### TASK ITEM
Scan the material below for lines with the string "icon". State how many there are and nothing else.

* * * * *

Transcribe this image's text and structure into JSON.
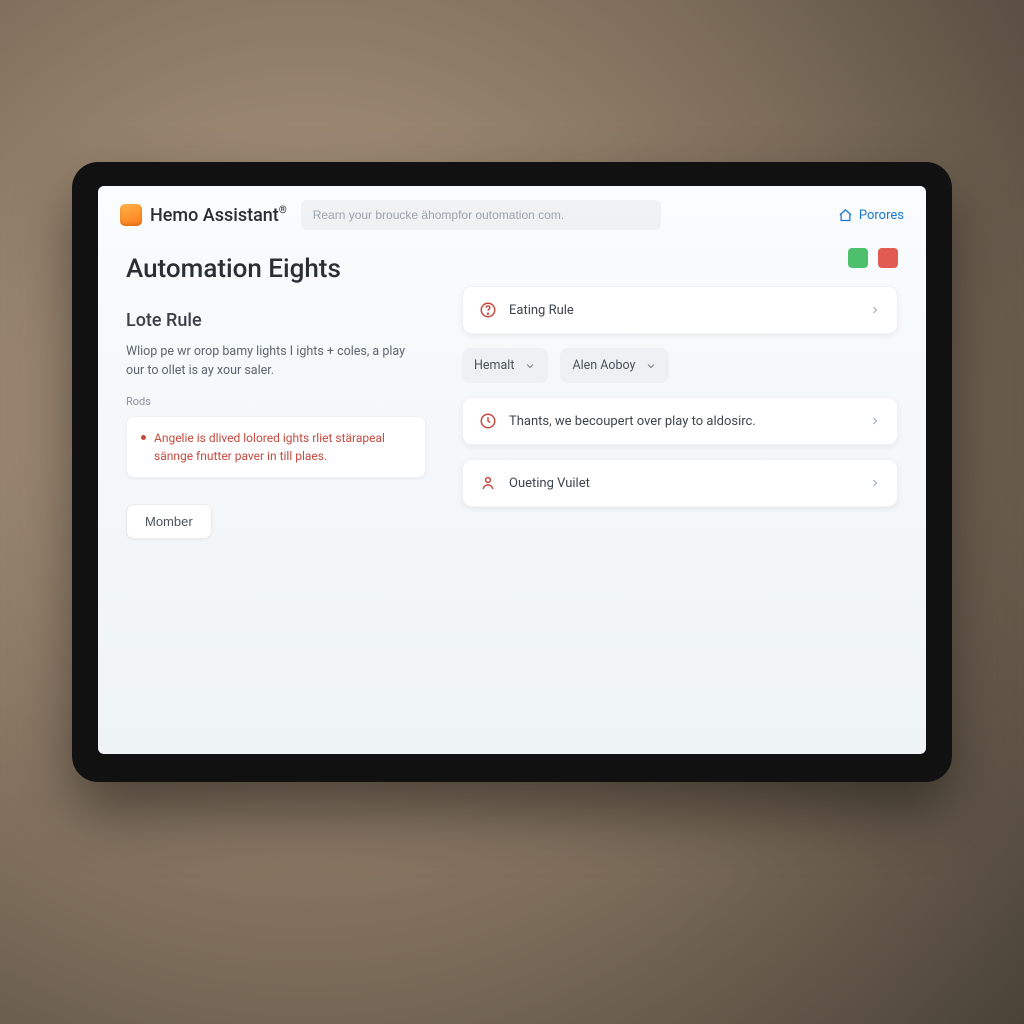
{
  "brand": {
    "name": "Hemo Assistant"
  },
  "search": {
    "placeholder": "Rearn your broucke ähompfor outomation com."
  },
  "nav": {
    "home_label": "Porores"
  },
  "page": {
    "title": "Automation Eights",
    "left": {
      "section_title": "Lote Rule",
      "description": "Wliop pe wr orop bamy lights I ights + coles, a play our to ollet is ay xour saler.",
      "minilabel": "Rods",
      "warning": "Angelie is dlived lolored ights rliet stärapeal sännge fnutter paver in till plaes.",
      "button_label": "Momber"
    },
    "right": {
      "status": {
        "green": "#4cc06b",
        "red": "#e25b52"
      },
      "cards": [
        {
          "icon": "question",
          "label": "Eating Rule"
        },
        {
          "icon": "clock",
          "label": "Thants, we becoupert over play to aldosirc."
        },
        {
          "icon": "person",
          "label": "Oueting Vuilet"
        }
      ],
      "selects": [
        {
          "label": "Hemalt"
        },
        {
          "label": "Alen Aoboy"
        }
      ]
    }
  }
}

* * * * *

### RESPONSE TO THE TASK
3